Apart from the signature, it’s also essential to validate the claims in the payload. You need to ensure that the issuer (iss) claim matches the issuer of the Authorization Server, the audience (aud) claim includes your client_id, and the expiration time (exp) claim has not passed.
4. Extracting User Information
After validating the ID Token, you can safely extract user information from it. The ID Token contains several standard claims about the user, such as the subject (sub), name, preferred username, email, and profile picture.
The subject (sub) claim is a unique identifier for the user. This identifier is consistent and never changes, making it useful for tracking user activity and sessions. The name, preferred username, and email claims provide personal information about the user that can be used to personalize their experience. The profile picture claim provides a URL to the user’s profile picture, which can also be used to enhance the user’s experience.

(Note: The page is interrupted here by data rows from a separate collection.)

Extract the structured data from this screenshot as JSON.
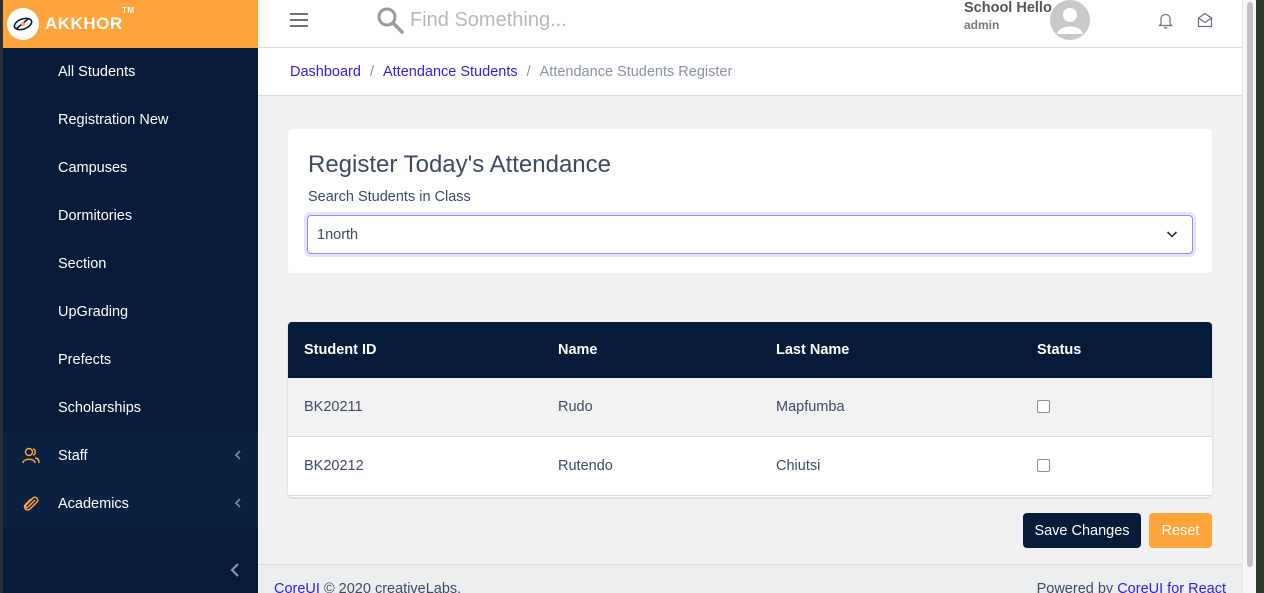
{
  "brand": {
    "name": "AKKHOR",
    "tm": "TM",
    "color": "#ffa43a"
  },
  "sidebar": {
    "items": [
      {
        "label": "All Students"
      },
      {
        "label": "Registration New"
      },
      {
        "label": "Campuses"
      },
      {
        "label": "Dormitories"
      },
      {
        "label": "Section"
      },
      {
        "label": "UpGrading"
      },
      {
        "label": "Prefects"
      },
      {
        "label": "Scholarships"
      }
    ],
    "groups": [
      {
        "label": "Staff",
        "icon": "users-icon"
      },
      {
        "label": "Academics",
        "icon": "paperclip-icon"
      }
    ]
  },
  "header": {
    "search_placeholder": "Find Something...",
    "user_name": "School Hello",
    "user_role": "admin"
  },
  "breadcrumb": {
    "items": [
      "Dashboard",
      "Attendance Students"
    ],
    "separator": "/",
    "active": "Attendance Students Register"
  },
  "form": {
    "title": "Register Today's Attendance",
    "label": "Search Students in Class",
    "selected_class": "1north"
  },
  "table": {
    "headers": [
      "Student ID",
      "Name",
      "Last Name",
      "Status"
    ],
    "rows": [
      {
        "id": "BK20211",
        "name": "Rudo",
        "last_name": "Mapfumba",
        "status": false
      },
      {
        "id": "BK20212",
        "name": "Rutendo",
        "last_name": "Chiutsi",
        "status": false
      }
    ]
  },
  "actions": {
    "save": "Save Changes",
    "reset": "Reset"
  },
  "footer": {
    "left_link": "CoreUI",
    "left_text": "© 2020 creativeLabs.",
    "right_text": "Powered by",
    "right_link": "CoreUI for React"
  },
  "colors": {
    "sidebar": "#061a3a",
    "accent": "#ffa43a",
    "link": "#321fdb"
  }
}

It’s important to note that the ID Token may contain other custom claims depending on your OIDC provider. You can extract these claims in the same way as the standard claims.
That’s it! We have covered the general steps involved in integrating OIDC into your application. Once you have followed these steps, you should have OIDC authentication up and running.
Setting up OIDC Authentication involves several steps, from choosing a suitable OIDC Provider to registering your application and configuring key elements like Redirect URIs and scopes. Implementation, although intricate, can be significantly streamlined with the aid of libraries and SDKs tailored for various programming languages.
This practical guide aimed to provide an in-depth understanding of OIDC Authentication, from its core components to a step-by-step implementation guide. Whether you’re a seasoned developer looking to bolster your application’s security or a beginner just stepping into the realm of authentication technologies, OIDC offers a compelling, standardized solution that is both comprehensive and globally accepted.